Forty-five years ago, Hong Kong sent senior officers to Malaysia to seek guidance in the fight against corruption. What has happened in these two countries since then, wonders our special correspondent.
Imagine you are with your family, having dinner in your favourite restaurant. A man enters the restaurant with a knife in his hand. His shirt front is covered with blood. There is also blood on the knife. What do you do?
Your response might be, “Once over the shock, it would depend.”
“On what?” I press.
“Well…” your brain goes into gear. The scene is vivid in your mind. “First, it would depend on what he did next, and what it seemed likely he might do in the future.”
No argument there. Let’s suppose he did nothing, just stood there, looking around.
“Well,” you continue, “It could depend on … which door he came through. If he came from the kitchen it might be less worrying than if he had come in the front door. And what kind of knife it was. A kitchen knife, say. And what he was wearing. If he was dressed as a chef, coming from the kitchen, with blood on his shirt and his apron, and a welcoming smile on his face, it would be less threatening than if he was wearing a suit, in off the street, wielding a chopper, blood splattered all down his front, and a haunted expression on his face.”
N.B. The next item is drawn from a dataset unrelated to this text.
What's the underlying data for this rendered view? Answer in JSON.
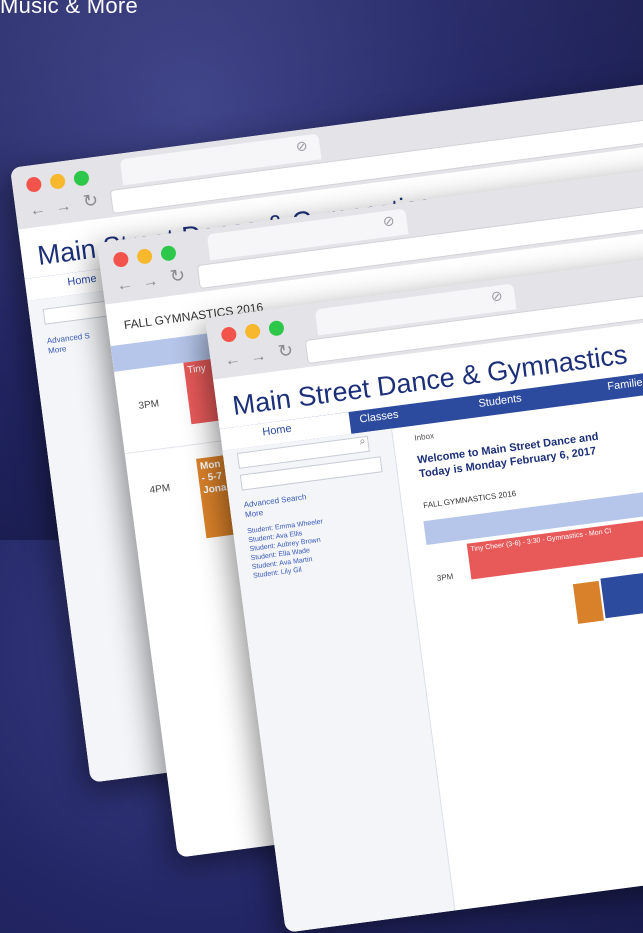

“Yes,” I’d agree, “that would certainly influence what you do next.”
“It might also depend on who I was,” you add, now firmly in the role of the diner.
“Well,” you are thinking it through. “If I was a health inspector, I might wonder why he was in the restaurant with blood on his clothing; whether such lax hygiene extended to the state of the kitchen. If I was a reporter, I might see it as a possible story, so would reach for my phone for a photo. If I was a mother with a young child I might see it a possible threat, or even just something upsetting, so would reach for my child…”
I nod, agreeing. You’re right.
And in understanding that process, you understand everything there is to know about an Investigation SOP: Establish the facts that are relevant, in a way that doesn’t make the matter worse.
Now for a change of scene: From your favourite Malaysian restaurant, to Hong Kong Police Headquarters, 45 years ago. You are the Commissioner of Police. You have just received a report that a sum of money is being held in a bank in Canada, on behalf of a senior police officer. What do you do?
(What follows is fact. It is meticulously detailed in the Blair-Kerr report, available free for download and study from the internet. Anyone with even the slightest interest in anti-corruption work, should read both reports. They are as timely, instructive, and appropriate today, as they were back then. For any country.)
You are now the Commissioner of Police. What do you do on learning about this sum of money held overseas?
Your first reaction, probably, would be to ask yourself the question: “Is the sum involved, or the manner of its banking, sufficient to suggest it may be regarded as… a knife, in the earlier example?”
Your conclusion might be, “Perhaps.” Or even, “I don’t know”.
To which, in terms of Investigative SOP, would mean: “(1) Find out more,” and, “(2) Play safe, assume the worst.”
Which is precisely what The Commissioner did.
Money overseas in the name of a senior police officer – a knife, or not? – investigation opened, officer not told, quietly transferred to Police HQ – keeping him under control, preventing potential evidence from being tampered with.
A variety of banks were approached, in confidence, and instructed to report any account in the Officer’s name: more funds discovered – so it may be a knife, and there may be blood.
Officer issued with a “show cause” letter, at the same time his quarters searched: evidence discovered which established further evidence against the officer – it is a knife, there is blood, evidence to justify … establishing what he’s done, what is on the other side of the door, and whether that constitutes an offence?
Investigations establish facts. By ignoring the man with the blood and the knife in the first place, the facts can never be established. And, sadly, you also fail to establish the innocence of the man with the knife. A quite possibly innocent man is tarred by inconclusive proof of even when out with our family for a meal.
Forty-five years ago, as detailed in the Blair-Kerr report, Hong Kong sent senior officers to three countries to seek help and guidance in improving its fight against corruption. One of the three was Malaysia.
In the most recent Corruption Perception Index ranking, Hong Kong – as a result of the Blair Kerr Report created the Independent Commission Against Corruption – Hong Kong was 17th, with a CPI score of 77.
Malaysia, to whom they had come to seek guidance 45 years ago, was 66th, with a CPI score of 47 (on par with Cuba).
Might the Blair Kerr recommendations, which have proved so effective in Hong Kong, be instructive and appropriate for Malaysia?